Now, let’s get to the “elephant in the room,” the “gorilla sitting in the corner.” Believing that God exists is just like hoping God exists — neither tells one anything about God’s existence, except that God is a concept in the head of the one making the belief statement or the hope statement (Perception Theory: Adventures in Ontology — Rock, Dog, Freedom, & God, [March, 2016]). Having faith that God exists in the real veridical world bets that, or predicts that, God exists like freedom, a dog, or a rock. Bets and predictions can fail (as in gambling), as have all bets and predictions concerning both unicorns and God, so far. Faith in God outside our heads, as faith in unicorns outside our heads, is ill-placed — in terms found in Perception Theory: Adventures in Ontology — Rock, Dog, Freedom, & God, it is absurd. Unlike freedom, God and unicorns do not resonate with the veridical. I can think of at least one statement about God in which we can all make an “I know” statement — God is a concept in our heads. It is curiously difficult not to say we can all have faith that God is a concept in our heads. Also, curiously, I am betting, have faith, that the concept of God, under “high resolution,” is different for each and every head.
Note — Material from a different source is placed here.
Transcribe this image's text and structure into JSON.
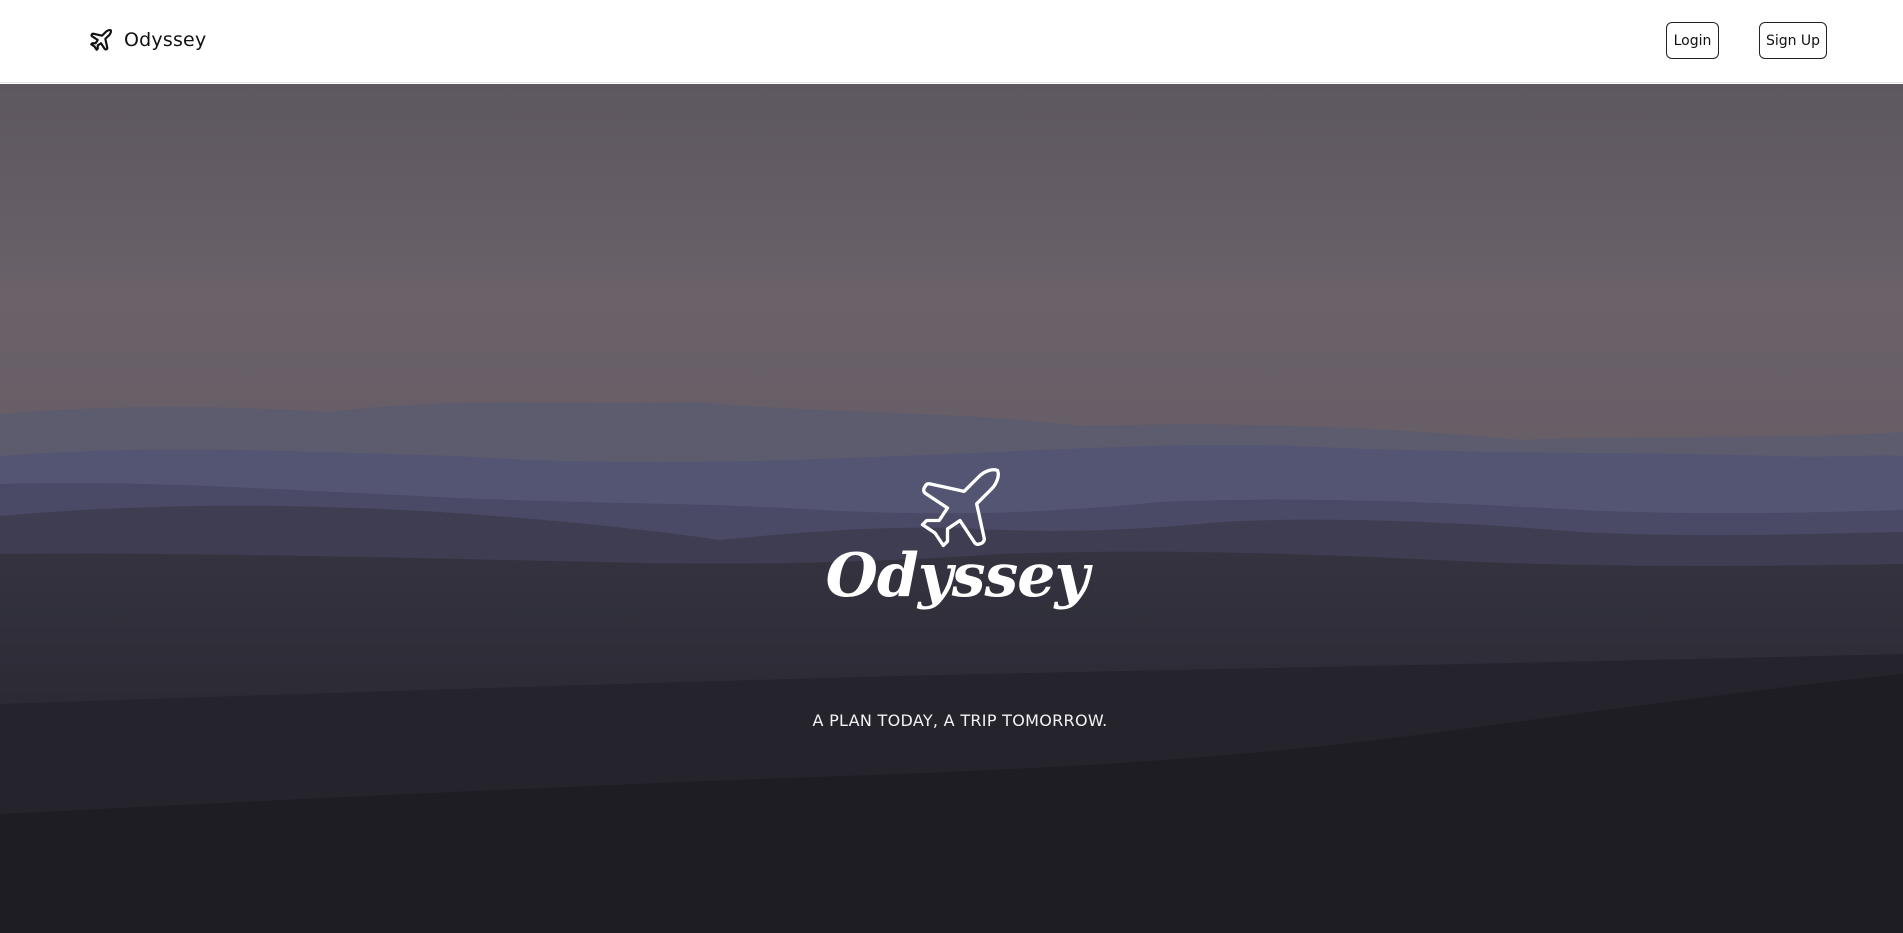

Perhaps this “God difference in every head” will one day be shown to be only a hope (an inescapable belief) or. even perhaps be another “I know” statement.